I wrote a very lightweight utility (windows .exe) that takes any image as input (png, bmp, gif, jpg, etc.) - or a folder full of images - and saves the array(s) for use with drawPlusMask to a header file.

Images do not need to have a width multiple of 8, it can be anything, my program will automatically add the padding. Images need to have black pixels, white pixels, and pixels in a third color (any color will do: can be transparent for pngs, but can also be pink, green whatever). This third color is used as the transparent mask data.

I checked the output was fine, but I did not test loading resulting array on an actual Arduboy, so actual tests and feedback would be very welcome.

Utility can be downloaded here: http://mougino.free.fr/zip/drawPlusMask_converter.zip
Just unzip it anywhere on your computer and drag and drop an image or a folder of images on it.

Cheers,
Nicolas


(Nicolas Mougin) #10

I tested the utility on my Arduboy and it turns out the conversion fails: bitmaps drawn with drawBitmapPlusMask are displayed as garbage.

I first used a method that appended transparent bits after every row of pixels to make it a multiple of 8 (basically every row was made to fit in complete bytes, “Case 1” in the illustration below).

Missing documentation on how conversion is made, I then tried to fill every byte with pixels from different rows, not stopping if a row width was not a multiple of 8 (“Case 2” in the illustration). This still fails :frowning: I still see garbage…

Where can I find a documentation of how bitmaps need to be dumped to array for use with drawBitmapPlusMask ?


(Mike McRoberts) #11

Why Ruby?
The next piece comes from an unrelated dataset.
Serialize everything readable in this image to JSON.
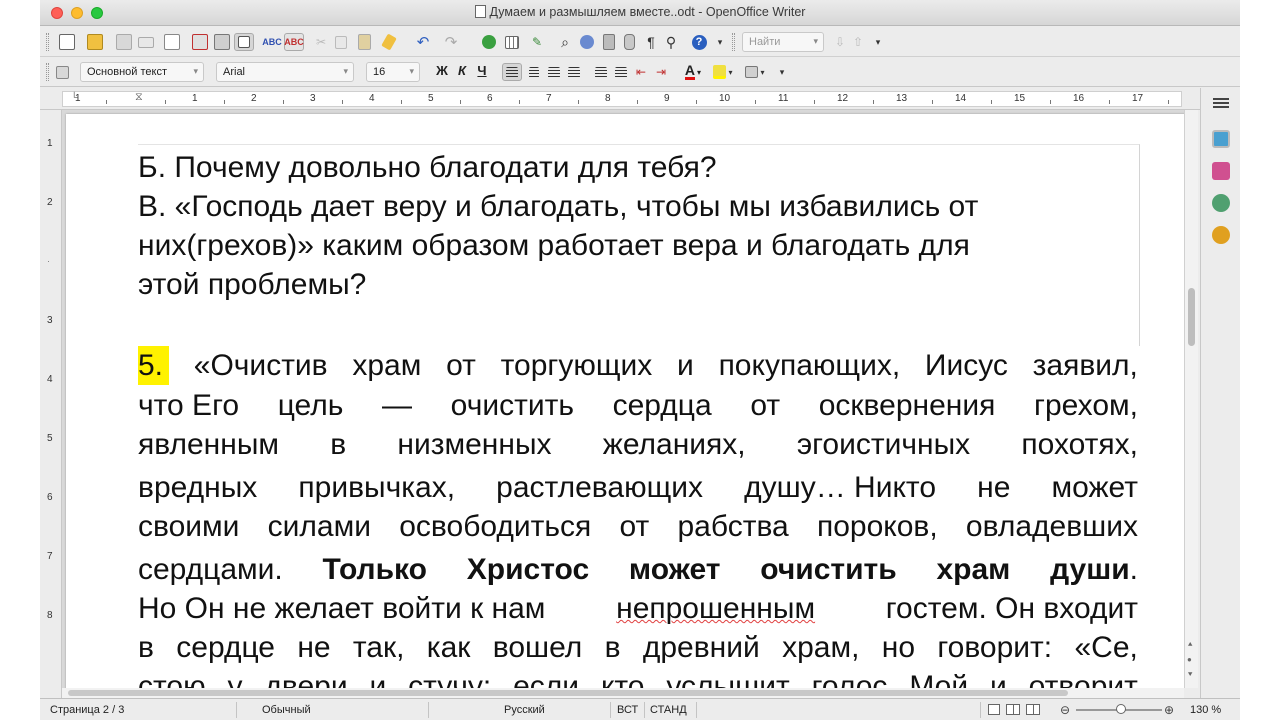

It’s something most people would not have installed on their PC or Mac. It’s the reason why i’ve not used this utility yet - having to install a whole language just to compile this utility.


#12
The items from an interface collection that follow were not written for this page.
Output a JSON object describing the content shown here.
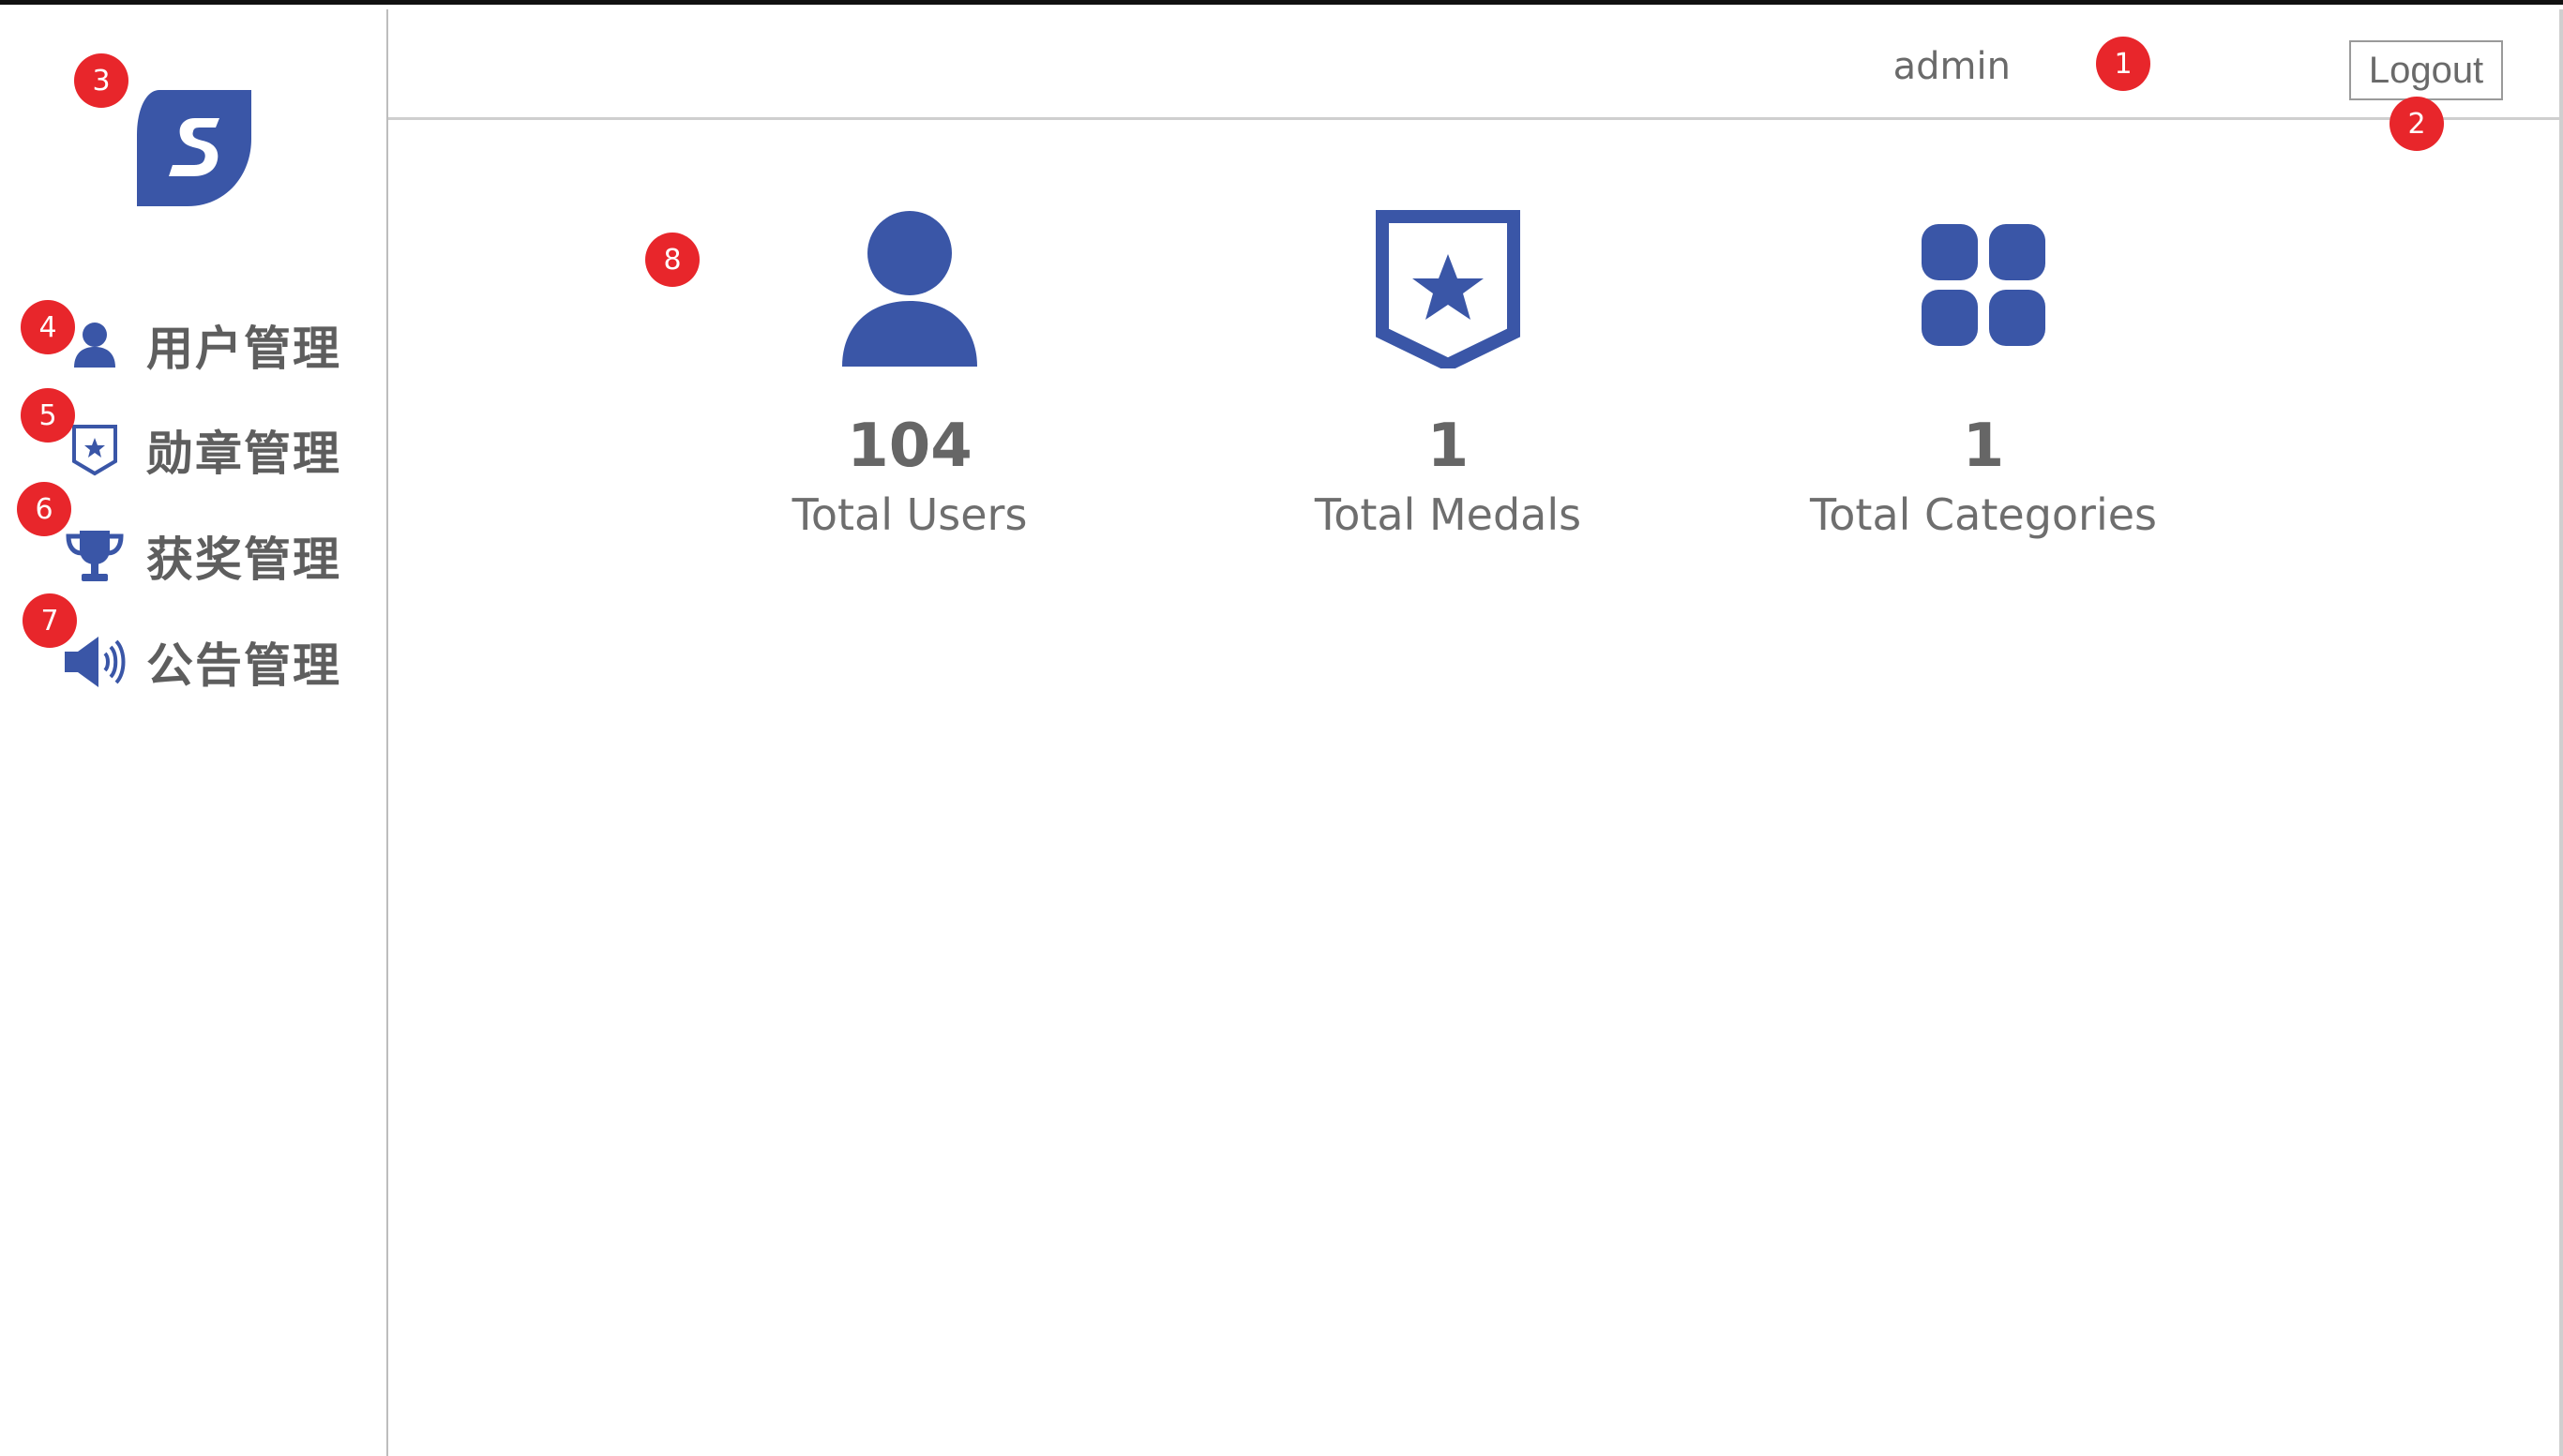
{
  "header": {
    "username": "admin",
    "logout_label": "Logout"
  },
  "sidebar": {
    "items": [
      {
        "label": "用户管理",
        "icon": "user-icon"
      },
      {
        "label": "勋章管理",
        "icon": "medal-icon"
      },
      {
        "label": "获奖管理",
        "icon": "trophy-icon"
      },
      {
        "label": "公告管理",
        "icon": "announcement-icon"
      }
    ]
  },
  "stats": [
    {
      "value": "104",
      "label": "Total Users",
      "icon": "user-icon"
    },
    {
      "value": "1",
      "label": "Total Medals",
      "icon": "medal-icon"
    },
    {
      "value": "1",
      "label": "Total Categories",
      "icon": "categories-icon"
    }
  ],
  "markers": [
    "1",
    "2",
    "3",
    "4",
    "5",
    "6",
    "7",
    "8"
  ],
  "colors": {
    "accent": "#3a56a7",
    "marker": "#e8262b",
    "text": "#666666"
  }
}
for people who don’t want to install, we made a “web app” for:

images: https://teamarg.github.io/arduboy-image-converter/

tilesheets: https://teamarg.github.io/arduboy-tile-converter/

spritesheets: https://teamarg.github.io/arduboy-sprite-converter/

But I really need to write the manuals :slight_smile:

for the sheets:

  • order your sprites/tiles vertically
  • use multiples of 8 for size to be sure
  • use transparency for masking
  • naming is name_16x16.png (size of 1 sprite/tile)
  • drop your file on the page (probably twice )
  • copy paste the code you get

(Mike McRoberts) #13

These are the tools I have been using the most as they work very well.

but yes, you do need to write those manuals :stuck_out_tongue:


(Josh Goebel) #14

It’s actually pre-installed on Mac and very easy to install on most *nix via package manager, and it’s what I use everyday for work - so it’s a familiar tool.


(Nicolas Mougin) #15

I don’t manage to have proper encoded arrays, even with JO3RI’s online tools.

I am trying to encode the spritesheets (png) at http://mougino.free.fr/tmp/ArduWB3_bitmaps.zip

I have put the resulting arrays in “HUMAN.h”, full project available at http://mougino.free.fr/tmp/ArduWB3.zip

Part of the sprites appear to be good (typically top of first frame) but most of the rest is garbage.

Can someone tell me what I am doing wrong ?


#16

@mougino your png’s are wrong

make a separate sprite for the feet, make sure the height is a multiple of 8 add lines of transparent pixels at the bottom of each frame (width size doesn’t matter) and have 2 draw functions, one for the head, the other one for the feet (which you’ll animate)

So even if your feet are 14 pixels heigh, you have to make each frame 16 pixels heigh, just add 2 lines of transparent pixels under the feet, for each frame.


(Nicolas Mougin) #17

Thanks JO3RI! It’s definitely better, but there are still strange stuff going on, like the “HUMANLDS_32x16” sprite (LDS = Left + Down (crouching) + Sword), its dimensions are perfect multiples of 8, but when displayed with drawBitmapPlusMask() the bottom half (lower 8 rows of pixels) looks shifted by 1 or 2 pixels towards the left… very odd :sweat:

BTW I answer myself on my question a few posts back: I found the drawBitmapPlusMask() needs arrays that are composed of image pixels following this scheme:

So indeed it is better for an image height to be a multiple of 8, but it doesn’t matter for the width to be a multiple of 8.


(Nicolas Mougin) #18

I updated the utility at http://mougino.free.fr/zip/drawPlusMask_converter.zip it should now work better.